Then there was the danger we all felt creeping in with bills like SOPA, PIPA and ACTA, but those were summarily defeated, giving a glimmer of hope to those that don’t want to see us going down the roads theoretically paved by stories like 1984. But they aren’t the only gleaming turnarounds in terms of copyright legislation. Indeed, the UK is actually looking to relax it’s copyright law in the next few months, by introducing a new exception to its outdated copyright legislation.
The exception is a good one too: Parody.
Thanks to this new bit of legislation, set to come into effect in April this year, content creators will have “greater freedom to use others’ works for parody purposes […] without first asking for permission.” This isn’t such a big deal for countries like America which have had pretty strong fair use laws for some time, and while the UK has those too, it’s not to the same extent. Before the introduction of this legislation (read: right now) the Copyright, Designs and Patents Act of 1988 provides the following exceptions:

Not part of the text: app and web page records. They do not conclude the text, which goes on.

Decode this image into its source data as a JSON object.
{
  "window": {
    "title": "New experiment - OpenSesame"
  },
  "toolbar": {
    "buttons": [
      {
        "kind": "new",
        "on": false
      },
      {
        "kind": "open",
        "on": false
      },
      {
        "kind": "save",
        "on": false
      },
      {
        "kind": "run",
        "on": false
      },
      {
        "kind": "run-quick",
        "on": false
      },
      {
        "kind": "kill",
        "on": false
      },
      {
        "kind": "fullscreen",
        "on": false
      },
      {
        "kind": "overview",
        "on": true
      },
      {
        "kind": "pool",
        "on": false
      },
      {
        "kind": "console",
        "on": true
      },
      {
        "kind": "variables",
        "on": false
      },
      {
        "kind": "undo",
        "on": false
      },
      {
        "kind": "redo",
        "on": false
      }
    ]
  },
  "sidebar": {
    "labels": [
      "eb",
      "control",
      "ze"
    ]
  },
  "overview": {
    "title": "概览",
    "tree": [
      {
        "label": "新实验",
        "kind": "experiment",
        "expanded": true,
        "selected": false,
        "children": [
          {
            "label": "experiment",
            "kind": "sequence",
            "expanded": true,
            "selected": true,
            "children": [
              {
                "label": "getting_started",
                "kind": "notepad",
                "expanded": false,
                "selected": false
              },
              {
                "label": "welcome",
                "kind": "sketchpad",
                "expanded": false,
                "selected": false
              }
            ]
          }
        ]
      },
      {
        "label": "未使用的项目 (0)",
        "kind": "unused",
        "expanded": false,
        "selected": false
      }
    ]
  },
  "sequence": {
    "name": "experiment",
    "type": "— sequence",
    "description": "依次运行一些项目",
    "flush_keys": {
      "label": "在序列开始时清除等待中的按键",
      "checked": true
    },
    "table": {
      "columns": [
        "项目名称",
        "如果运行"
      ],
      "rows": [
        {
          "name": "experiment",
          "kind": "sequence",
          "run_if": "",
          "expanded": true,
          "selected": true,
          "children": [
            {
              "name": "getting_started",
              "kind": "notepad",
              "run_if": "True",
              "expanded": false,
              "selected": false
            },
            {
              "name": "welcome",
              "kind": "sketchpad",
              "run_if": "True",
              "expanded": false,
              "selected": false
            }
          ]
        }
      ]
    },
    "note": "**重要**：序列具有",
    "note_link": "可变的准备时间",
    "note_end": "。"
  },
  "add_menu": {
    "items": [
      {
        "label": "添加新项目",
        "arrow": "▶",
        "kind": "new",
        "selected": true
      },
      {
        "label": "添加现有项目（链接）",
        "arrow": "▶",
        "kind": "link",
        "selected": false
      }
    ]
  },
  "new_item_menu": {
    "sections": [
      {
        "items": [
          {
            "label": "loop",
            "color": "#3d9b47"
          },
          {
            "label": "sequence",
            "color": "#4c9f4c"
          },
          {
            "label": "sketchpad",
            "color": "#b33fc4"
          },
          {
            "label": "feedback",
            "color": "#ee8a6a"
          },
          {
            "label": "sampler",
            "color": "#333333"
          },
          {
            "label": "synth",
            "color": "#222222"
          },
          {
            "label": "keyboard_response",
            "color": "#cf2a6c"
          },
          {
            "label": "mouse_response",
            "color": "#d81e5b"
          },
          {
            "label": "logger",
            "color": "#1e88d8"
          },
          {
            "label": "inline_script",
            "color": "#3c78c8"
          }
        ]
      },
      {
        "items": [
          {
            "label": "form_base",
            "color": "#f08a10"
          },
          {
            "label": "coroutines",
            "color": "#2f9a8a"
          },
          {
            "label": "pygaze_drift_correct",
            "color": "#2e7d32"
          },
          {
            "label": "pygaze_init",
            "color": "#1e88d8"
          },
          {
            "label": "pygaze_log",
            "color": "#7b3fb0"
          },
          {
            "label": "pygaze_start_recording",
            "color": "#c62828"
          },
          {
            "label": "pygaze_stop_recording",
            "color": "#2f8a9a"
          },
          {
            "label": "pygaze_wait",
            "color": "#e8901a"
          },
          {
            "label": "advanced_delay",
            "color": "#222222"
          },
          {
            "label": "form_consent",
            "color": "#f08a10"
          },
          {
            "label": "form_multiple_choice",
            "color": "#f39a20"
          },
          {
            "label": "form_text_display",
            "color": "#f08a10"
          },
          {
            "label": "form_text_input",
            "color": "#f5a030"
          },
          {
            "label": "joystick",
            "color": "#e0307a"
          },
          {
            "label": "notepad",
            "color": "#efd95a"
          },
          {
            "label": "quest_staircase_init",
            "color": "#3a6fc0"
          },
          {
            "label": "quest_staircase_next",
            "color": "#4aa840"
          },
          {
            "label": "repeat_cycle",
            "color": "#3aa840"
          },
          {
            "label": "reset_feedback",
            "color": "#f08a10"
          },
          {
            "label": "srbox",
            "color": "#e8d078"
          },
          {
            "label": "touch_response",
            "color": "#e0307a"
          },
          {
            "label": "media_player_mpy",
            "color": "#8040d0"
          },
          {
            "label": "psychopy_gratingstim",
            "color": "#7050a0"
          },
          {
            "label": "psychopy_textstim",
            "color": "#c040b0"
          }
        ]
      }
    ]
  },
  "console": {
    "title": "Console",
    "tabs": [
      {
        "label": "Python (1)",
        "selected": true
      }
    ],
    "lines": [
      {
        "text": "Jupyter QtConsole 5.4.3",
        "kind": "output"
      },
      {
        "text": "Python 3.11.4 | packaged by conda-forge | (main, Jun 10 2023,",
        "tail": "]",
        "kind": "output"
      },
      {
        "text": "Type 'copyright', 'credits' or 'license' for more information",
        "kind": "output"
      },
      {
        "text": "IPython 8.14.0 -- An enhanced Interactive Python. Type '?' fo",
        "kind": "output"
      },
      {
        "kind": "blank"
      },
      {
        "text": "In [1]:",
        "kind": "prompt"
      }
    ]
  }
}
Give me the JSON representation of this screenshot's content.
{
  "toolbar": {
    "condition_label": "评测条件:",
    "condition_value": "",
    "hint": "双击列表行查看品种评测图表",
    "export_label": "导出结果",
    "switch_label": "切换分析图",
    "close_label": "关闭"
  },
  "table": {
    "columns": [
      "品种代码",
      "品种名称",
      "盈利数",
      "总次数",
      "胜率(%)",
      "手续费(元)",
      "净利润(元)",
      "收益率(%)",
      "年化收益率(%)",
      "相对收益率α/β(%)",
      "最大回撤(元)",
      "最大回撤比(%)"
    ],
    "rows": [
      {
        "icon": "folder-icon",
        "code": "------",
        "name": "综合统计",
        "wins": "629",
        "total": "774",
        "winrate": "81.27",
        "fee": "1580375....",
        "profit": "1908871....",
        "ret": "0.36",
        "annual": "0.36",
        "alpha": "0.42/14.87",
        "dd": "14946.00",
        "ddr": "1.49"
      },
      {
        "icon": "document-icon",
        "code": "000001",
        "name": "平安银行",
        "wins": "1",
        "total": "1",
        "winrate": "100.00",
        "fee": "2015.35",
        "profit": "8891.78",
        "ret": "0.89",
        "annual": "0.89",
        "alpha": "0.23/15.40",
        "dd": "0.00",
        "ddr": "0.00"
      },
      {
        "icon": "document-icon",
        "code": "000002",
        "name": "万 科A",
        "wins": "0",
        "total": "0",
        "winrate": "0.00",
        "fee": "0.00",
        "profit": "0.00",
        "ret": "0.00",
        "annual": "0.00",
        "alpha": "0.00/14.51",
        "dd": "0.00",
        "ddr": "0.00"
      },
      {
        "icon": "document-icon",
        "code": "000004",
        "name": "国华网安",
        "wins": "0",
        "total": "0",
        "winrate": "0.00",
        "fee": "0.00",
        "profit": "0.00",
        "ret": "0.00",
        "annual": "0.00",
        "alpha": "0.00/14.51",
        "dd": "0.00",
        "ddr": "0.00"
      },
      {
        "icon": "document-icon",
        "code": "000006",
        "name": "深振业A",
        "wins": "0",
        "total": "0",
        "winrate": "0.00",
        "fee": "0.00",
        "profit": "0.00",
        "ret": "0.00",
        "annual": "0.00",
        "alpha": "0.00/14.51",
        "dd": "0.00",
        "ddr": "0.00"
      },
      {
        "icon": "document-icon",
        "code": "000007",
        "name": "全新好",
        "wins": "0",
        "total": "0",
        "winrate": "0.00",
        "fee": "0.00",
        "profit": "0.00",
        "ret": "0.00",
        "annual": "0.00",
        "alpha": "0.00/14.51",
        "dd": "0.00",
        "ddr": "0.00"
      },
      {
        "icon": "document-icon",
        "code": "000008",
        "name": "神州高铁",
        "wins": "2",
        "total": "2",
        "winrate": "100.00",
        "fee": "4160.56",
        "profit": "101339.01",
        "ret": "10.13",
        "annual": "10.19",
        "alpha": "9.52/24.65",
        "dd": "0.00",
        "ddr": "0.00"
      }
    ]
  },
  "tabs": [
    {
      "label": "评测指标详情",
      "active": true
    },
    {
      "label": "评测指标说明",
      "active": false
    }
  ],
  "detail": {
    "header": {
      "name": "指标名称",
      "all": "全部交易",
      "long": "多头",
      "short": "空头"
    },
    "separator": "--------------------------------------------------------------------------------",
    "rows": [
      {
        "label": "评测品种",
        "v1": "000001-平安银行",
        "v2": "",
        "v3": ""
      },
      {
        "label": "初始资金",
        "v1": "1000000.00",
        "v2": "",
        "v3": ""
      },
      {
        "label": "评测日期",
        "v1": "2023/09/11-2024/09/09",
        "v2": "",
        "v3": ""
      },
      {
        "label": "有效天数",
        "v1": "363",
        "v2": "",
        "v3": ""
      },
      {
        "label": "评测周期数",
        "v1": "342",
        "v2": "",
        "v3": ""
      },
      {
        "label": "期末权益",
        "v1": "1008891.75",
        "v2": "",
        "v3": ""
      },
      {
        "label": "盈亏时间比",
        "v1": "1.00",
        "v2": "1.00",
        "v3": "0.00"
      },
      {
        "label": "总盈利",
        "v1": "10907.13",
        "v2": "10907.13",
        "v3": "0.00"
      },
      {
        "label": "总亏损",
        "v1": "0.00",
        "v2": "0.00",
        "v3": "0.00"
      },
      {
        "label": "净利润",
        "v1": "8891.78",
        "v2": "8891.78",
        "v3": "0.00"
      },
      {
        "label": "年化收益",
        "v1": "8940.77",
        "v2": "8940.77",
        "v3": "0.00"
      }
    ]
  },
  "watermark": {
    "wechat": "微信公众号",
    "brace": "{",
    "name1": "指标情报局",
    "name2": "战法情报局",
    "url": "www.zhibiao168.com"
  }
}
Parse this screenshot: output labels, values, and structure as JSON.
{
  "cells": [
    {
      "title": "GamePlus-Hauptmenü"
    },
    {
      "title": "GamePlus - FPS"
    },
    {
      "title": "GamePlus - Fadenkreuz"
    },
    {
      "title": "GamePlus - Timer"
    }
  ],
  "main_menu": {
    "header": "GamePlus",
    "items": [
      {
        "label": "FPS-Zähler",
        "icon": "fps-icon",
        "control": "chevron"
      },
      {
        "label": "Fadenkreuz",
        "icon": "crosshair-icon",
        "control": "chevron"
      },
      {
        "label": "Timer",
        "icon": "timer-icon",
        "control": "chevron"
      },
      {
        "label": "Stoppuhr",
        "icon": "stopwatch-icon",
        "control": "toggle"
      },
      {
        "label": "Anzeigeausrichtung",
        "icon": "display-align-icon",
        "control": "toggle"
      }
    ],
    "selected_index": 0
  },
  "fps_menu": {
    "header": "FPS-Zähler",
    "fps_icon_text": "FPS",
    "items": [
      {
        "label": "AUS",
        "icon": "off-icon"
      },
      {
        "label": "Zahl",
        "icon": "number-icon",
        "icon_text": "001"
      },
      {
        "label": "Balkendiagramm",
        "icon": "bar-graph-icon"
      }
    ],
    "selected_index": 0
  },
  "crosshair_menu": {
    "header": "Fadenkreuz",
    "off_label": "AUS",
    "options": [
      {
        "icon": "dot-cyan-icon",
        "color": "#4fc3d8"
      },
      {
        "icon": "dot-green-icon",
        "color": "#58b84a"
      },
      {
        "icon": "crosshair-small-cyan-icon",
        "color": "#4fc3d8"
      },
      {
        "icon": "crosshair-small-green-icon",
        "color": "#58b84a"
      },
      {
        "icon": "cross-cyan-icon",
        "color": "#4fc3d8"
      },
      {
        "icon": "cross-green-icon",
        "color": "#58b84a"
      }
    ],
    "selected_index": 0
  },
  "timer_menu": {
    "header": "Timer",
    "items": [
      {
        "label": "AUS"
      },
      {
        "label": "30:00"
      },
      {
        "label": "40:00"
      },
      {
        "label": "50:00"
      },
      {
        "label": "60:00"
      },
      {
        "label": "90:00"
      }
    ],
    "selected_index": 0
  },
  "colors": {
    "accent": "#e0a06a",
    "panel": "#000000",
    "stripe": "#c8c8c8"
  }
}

- Fair dealing for certain purposes: so far as it relates to the reporting of current events.
- Incidental inclusion of work in an artistic work, sound recording or film
- Examination questions
- Parliamentary and judicial proceedings
- Royal Commissions
- Design documents and models
- Effect of exploitationo of design derived from artistic work
- Expiry of copyright
The lack of inclusion of anything related to parody, is the reason adverts like these can be banned (and have been) without recourse:[yframe url=’http://www.youtube.com/watch?v=pmGAfdYyAW8′]
However, as of Apil, we’ll be able to add caricature, parody or pastiche to that list, meaning it’s perfectly fine for you to use copyright protected content, without the permission of the author, as long as you’re parodying it; within reason. But that last couple of words is the complicated part (and the one that tests how strong this new exception is) if it is ever challenged.
While based around the European Union’s Copyright Directive from 2001, which provided several potential exceptions that member states could utilise without contravening EU law, the British introduction of its parody exception is prefixed by the wording “fair dealing.” This is loose enough to provide a bit of legal wiggle room in either direction, but it will mean any potential disputes could become mired in legal wrangling.
Fortunately better minds than mine have analysed what is likely to happen in such instances, with Law Careers suggesting that courts would consider several factors in deciding whether a work comes under the parody exception or not. These would include things like: the motive of the user, whether any harm was done to the brand or author of the original works, freedom of expression and to what extent the parody was the intellectual creation of the producer.
So in other words, if you want to be protected by this, don’t negatively affect the person or entity you’re looking to parody and make sure that you aren’t just using the original material with some photoshopped fart clouds.
Of course there will undoubtedly be companies that contest any sort of caricature of their work and due to the somewhat loose wording of this newly introduced exception, it could mean that with the right lawyer and enough funds, it would still be easy to quash anyone mocking your work in this fashion, but this is still encouraging news. Not only does it give British content producers a bit more legal protection than they’ve had in the past, but it shows that the climate of legislative change with regards to copyright is not totally pandering to media lobbies.
This change has come about thanks to several reports, though most recently one by Ian Hargreaves, a current professor of Digital Economy at Cardiff University. He was listened to by the Intellectual Property Office and legislators enough that just three years after he said we needed changes to the UK IP system and especially copyright, we’re getting it.
This is the same country that ignored its own advisory board with regards to drugs classification and fired the man responsible for giving them a report that was unfavourable. The fact that Hargreaves report was taken in and implemented as it is, is great news and gives me hope that we could see further improvements to copyright law in the future.
We’re not out of the woods yet, but perhaps some of those in power are starting to see the trees.
KitGuru Says: In the mean time, perhaps it will give the guys being hit by Google’s Copyright ID claims on Youtube a bit more of a leg to stand on.